Don't Tell Me What to Believe
by mmcda1 on April 14, 2014 - 11:57pm
Many families today choose to structure their values around religion. Parents set rules for their children that align with what they hold true about a higher power. But what happens when the child’s beliefs don’t match up with what the parents want them to believe? Charles Stokes and Mark Regnerus conduct research to determine whether religious differences between children and their parents have a negative effect on their relationship. Their research is documented in the article When faith divides family: Religious discord and adolescent reports of parent-child relations. There are three different dimensions of religion that are considered in this study. They are religious importance, attendance and affiliation. The assumption is that when there is religious discord between parent and child then the quality of their relationship is very low. They also test to see if religious importance has a higher impact on parent-child relationship than does affiliation or attendance and additionally, if when the child reports more religious importance than the parent, then the quality of relationship between parent and child is much higher.

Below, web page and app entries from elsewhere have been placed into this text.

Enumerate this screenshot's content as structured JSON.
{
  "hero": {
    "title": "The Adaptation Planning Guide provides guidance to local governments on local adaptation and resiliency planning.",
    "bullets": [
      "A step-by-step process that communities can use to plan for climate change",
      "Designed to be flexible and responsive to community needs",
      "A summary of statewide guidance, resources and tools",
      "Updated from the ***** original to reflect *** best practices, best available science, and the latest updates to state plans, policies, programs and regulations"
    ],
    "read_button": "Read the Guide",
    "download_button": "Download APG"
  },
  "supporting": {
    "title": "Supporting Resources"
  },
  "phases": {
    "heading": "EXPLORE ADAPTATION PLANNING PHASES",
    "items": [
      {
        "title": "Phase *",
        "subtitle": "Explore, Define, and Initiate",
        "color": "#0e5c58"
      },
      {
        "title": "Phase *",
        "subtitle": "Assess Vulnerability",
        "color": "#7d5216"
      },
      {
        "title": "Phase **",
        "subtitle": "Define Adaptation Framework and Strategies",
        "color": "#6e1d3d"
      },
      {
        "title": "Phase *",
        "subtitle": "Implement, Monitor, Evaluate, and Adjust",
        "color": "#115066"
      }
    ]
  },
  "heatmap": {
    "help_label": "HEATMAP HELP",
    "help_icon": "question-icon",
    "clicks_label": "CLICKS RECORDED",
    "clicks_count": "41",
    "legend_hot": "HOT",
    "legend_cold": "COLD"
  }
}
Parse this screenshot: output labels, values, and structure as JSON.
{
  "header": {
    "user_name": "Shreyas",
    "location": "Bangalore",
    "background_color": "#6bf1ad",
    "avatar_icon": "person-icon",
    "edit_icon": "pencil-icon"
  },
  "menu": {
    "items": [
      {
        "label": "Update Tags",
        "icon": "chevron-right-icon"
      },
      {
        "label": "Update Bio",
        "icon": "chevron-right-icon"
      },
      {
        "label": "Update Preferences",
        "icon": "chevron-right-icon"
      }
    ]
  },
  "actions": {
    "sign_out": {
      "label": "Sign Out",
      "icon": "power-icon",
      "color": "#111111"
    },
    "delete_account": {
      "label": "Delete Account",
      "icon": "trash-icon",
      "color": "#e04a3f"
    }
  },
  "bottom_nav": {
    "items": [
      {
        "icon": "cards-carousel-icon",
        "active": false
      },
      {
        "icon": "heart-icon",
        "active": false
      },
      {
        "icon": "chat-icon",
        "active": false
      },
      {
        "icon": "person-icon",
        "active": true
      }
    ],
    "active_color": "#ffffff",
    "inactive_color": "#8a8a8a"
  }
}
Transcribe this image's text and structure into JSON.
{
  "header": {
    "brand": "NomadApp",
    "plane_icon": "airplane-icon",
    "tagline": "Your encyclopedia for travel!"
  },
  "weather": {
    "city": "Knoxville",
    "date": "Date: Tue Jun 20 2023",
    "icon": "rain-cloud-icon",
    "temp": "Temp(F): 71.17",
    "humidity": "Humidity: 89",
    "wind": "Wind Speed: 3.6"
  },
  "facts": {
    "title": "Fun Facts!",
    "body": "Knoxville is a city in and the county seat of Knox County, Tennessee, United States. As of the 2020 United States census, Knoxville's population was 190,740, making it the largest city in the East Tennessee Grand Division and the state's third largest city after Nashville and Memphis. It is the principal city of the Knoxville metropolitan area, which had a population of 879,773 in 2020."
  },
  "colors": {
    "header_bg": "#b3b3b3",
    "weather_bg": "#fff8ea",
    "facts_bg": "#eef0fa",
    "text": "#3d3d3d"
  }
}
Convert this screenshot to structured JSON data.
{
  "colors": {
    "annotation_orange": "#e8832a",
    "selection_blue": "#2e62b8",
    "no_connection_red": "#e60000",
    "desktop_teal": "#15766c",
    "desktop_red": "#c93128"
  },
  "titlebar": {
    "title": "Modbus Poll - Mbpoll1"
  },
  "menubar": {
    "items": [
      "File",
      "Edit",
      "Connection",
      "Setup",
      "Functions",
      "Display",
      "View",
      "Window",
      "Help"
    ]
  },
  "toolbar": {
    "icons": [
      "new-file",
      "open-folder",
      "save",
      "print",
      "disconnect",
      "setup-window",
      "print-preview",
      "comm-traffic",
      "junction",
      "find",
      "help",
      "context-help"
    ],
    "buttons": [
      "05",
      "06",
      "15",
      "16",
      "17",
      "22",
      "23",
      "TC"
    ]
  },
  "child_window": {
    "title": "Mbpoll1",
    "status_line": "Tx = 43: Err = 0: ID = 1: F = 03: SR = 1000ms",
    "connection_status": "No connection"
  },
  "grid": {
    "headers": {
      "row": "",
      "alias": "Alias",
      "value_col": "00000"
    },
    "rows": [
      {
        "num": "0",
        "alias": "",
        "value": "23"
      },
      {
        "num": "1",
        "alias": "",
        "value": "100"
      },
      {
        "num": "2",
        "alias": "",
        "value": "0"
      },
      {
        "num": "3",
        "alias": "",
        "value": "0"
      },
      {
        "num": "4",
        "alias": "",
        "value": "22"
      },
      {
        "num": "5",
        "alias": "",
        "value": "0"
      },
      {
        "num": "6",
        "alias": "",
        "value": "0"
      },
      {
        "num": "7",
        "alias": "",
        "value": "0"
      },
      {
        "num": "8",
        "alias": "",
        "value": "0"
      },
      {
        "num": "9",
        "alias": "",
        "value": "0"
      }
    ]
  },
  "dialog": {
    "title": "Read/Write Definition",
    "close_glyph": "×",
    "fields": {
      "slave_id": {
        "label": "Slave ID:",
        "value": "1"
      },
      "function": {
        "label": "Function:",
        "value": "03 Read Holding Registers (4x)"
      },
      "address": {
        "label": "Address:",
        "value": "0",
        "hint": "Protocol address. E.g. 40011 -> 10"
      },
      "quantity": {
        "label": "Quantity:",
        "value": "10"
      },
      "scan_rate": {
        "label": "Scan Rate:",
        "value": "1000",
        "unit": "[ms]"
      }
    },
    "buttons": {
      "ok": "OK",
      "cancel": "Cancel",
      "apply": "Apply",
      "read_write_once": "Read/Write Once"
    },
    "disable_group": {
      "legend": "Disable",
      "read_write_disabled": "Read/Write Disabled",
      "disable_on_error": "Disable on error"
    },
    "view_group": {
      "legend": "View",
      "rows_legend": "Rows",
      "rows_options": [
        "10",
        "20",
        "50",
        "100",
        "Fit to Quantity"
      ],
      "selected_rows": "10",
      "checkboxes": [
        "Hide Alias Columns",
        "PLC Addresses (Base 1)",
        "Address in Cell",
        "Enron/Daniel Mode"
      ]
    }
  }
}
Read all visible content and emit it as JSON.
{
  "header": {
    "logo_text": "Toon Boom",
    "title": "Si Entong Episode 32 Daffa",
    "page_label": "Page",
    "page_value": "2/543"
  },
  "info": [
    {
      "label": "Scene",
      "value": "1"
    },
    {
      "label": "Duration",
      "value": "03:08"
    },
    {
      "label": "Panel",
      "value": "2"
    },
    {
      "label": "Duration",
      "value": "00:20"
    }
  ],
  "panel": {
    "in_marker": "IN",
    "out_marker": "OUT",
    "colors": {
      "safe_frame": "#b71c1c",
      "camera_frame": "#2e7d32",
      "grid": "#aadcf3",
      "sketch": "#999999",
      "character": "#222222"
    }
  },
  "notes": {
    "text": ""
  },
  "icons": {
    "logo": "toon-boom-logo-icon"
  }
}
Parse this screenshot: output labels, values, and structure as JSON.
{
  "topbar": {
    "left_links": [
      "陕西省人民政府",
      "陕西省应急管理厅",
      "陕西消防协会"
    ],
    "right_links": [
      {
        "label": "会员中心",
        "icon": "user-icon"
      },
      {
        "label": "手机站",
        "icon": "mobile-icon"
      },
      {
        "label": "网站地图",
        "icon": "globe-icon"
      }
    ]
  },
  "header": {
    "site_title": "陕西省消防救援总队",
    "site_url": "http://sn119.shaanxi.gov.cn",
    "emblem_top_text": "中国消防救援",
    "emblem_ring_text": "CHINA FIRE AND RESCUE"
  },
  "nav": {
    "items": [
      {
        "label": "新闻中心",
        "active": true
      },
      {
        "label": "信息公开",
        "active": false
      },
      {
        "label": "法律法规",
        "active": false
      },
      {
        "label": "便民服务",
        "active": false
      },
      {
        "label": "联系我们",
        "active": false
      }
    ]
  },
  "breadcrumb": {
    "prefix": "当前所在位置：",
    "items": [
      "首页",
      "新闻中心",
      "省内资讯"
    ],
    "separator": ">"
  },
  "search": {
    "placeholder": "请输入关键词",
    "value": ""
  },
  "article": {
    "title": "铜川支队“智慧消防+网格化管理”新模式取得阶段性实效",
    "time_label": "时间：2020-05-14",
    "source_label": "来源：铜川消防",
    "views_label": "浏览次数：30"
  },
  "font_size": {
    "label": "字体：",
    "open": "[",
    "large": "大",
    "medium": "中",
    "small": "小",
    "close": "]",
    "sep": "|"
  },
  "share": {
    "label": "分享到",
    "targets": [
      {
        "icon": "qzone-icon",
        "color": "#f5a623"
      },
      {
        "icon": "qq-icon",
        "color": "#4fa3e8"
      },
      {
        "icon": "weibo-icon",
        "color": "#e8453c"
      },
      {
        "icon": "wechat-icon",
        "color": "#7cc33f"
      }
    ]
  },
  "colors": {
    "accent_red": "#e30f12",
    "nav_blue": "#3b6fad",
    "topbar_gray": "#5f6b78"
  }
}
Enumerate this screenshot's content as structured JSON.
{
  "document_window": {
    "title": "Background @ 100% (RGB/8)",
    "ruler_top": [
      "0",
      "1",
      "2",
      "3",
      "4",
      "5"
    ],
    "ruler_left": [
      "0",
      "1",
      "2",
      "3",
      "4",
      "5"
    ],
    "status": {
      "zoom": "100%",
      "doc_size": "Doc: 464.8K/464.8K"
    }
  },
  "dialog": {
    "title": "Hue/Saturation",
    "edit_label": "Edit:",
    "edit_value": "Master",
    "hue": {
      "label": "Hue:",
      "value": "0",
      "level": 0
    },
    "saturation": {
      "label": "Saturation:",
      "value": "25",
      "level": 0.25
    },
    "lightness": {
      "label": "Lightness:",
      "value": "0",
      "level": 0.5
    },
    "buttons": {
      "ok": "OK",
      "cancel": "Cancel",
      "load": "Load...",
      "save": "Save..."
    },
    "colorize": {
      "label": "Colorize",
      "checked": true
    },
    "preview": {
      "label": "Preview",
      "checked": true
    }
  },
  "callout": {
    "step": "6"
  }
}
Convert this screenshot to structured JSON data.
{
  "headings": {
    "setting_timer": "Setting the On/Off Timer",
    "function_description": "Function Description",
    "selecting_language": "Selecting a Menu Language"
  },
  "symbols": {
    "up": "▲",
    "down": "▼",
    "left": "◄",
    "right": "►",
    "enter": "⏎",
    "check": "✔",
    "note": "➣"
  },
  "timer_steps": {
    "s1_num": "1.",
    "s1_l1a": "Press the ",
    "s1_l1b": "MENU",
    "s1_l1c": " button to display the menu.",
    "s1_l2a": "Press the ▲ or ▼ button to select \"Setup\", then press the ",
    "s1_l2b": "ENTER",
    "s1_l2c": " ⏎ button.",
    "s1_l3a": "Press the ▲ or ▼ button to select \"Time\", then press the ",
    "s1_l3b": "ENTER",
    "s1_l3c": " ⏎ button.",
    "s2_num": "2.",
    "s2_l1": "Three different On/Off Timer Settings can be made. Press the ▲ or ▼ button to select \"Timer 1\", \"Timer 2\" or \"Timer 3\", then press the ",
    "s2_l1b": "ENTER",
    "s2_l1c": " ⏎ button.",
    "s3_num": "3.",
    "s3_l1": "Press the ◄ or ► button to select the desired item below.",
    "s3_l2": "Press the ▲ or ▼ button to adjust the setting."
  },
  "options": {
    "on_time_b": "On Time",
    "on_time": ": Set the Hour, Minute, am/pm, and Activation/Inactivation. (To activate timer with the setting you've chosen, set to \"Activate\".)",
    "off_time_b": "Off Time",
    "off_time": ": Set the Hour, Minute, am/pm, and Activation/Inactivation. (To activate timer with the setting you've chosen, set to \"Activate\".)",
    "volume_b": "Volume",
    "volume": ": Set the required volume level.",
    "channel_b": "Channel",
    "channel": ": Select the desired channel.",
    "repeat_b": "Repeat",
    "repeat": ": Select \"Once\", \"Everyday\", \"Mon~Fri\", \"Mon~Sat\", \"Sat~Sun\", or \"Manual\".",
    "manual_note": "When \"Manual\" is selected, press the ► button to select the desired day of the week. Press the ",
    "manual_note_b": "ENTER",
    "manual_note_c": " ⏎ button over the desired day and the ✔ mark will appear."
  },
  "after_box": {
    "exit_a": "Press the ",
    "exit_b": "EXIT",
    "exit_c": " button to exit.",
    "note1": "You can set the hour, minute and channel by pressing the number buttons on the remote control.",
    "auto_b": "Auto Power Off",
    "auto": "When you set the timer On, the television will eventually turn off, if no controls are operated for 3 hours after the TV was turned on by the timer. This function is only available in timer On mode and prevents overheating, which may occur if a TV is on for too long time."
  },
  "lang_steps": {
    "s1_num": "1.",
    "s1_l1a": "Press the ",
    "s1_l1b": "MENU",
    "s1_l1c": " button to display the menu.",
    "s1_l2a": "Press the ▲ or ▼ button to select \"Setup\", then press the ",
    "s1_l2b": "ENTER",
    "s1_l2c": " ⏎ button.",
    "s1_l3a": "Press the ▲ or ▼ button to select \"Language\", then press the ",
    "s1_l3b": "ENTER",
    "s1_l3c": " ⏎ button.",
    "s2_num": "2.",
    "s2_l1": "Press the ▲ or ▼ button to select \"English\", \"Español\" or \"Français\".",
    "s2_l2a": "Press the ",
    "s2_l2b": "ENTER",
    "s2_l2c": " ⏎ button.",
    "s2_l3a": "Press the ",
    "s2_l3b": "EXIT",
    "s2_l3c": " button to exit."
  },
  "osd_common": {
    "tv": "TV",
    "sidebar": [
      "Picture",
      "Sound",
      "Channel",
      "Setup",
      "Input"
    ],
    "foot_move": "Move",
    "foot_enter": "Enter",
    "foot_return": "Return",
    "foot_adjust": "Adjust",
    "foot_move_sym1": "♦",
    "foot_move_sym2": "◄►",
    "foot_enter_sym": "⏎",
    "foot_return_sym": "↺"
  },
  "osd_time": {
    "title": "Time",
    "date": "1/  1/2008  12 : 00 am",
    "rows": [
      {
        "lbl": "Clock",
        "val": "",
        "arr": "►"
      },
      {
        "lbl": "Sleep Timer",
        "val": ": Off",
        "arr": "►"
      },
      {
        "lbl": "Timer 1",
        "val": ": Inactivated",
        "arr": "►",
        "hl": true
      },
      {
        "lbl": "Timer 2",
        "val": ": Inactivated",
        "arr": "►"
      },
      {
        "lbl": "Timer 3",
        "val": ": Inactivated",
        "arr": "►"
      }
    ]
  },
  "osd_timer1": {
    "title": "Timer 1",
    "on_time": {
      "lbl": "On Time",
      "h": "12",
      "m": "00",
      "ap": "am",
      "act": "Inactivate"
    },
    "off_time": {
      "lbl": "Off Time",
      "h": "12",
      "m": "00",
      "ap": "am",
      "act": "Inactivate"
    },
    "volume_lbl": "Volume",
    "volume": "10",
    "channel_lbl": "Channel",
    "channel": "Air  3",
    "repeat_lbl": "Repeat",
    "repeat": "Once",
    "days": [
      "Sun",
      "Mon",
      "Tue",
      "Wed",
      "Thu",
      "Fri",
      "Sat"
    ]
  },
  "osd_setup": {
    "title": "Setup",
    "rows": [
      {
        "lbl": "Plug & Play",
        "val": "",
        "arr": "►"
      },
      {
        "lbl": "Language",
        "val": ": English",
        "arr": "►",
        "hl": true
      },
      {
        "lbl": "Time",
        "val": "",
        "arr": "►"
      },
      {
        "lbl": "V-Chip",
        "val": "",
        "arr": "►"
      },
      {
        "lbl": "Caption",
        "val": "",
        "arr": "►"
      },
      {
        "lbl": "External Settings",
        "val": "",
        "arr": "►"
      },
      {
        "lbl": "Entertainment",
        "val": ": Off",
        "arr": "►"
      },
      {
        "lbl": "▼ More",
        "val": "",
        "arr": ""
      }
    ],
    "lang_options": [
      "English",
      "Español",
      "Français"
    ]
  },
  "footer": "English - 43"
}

Samples for this study were taken from the National Longitudinal Study of Adolescent Health. This study included children in grades 7-12 from a total of 80 different high schools in different geographical locations. The total number of adolescents surveyed was 13,303. The survey had students evaluate their relationship with their parents by asking things such as how close they were to each parent and how satisfied they were with the relationship. At the conclusion of the study some major findings surfaced. Most importantly they found that higher religious discord did in fact correlate with lower quality relationships between parents and children. However, the amount of adolescents who found religion to be less important than their parents did was much less common than anticipated at only 11% of students surveyed. On the contrary, when children hold religious importance higher than their parents do, then the relationship between them is stronger. Stokes and Regnerus suggest this may be because most religions put some sort of emphasis on obedience to parents. I think future research should be done to see why children’s higher level of religious importance impacts the parent child relationship much more positively.
The findings of the research done by Charles Stokes and Mark Regnerus could be interpreted in multiple ways. In their article they suggest that parents are frustrated with their children who do not value religion as highly has they do. When someone is trying to raise their child on specific values according to a religion they believe in, opposition to those beliefs can cause a major rift in that relationship. I have had firsthand experience with this as my mother is extremely religious. I was raised going to church every Sunday, saying my prayers at night and having family devotion time. I began to stray away from what my mother wanted me to believe during my high school years. This caused our relationship to deteriorate. We would constantly fight over things such as dating or going to dances. I think the restrictive requirements associated with religion makes it hard for adolescents to fit in which is why they rebel against their parents beliefs. However, Stokes and Regnerus also propose that children who have better relationships with their parents to begin with are less likely to drop their religious affiliations at an older age. I think it is interesting that they found children who hold religious importance higher than their parents have shown a higher quality relationship. Even though most religions emphasize parental obedience it has been my experience that when a child holds religion higher than their parent does it causes the child to become frustrated with the parent resulting in a strained relationship. My mother, for example, has a strained relationship with her mother because of religious discord. Her mother wants nothing to do with my mother’s religion and this hurts my mom deeply. Stokes and Regnerus (2009) note in their conclusion “religious discord can be extremely detrimental to parent-child relationships, as one party dismisses concepts that remain elemental-or even sacred-to the other” (p. 167). It is my opinion that the effects religious discord has on parent-child relationships depends completely on the familial situation but as the research suggests, when there is discord there is also strain on the parent-child relationship to some degree.
Stokes, C. E., & Regnerus, M. D. (2009). When faith divides family: Religious discord and adolescent reports of parent–child relations. Social Science Research, 38(1), 155-167.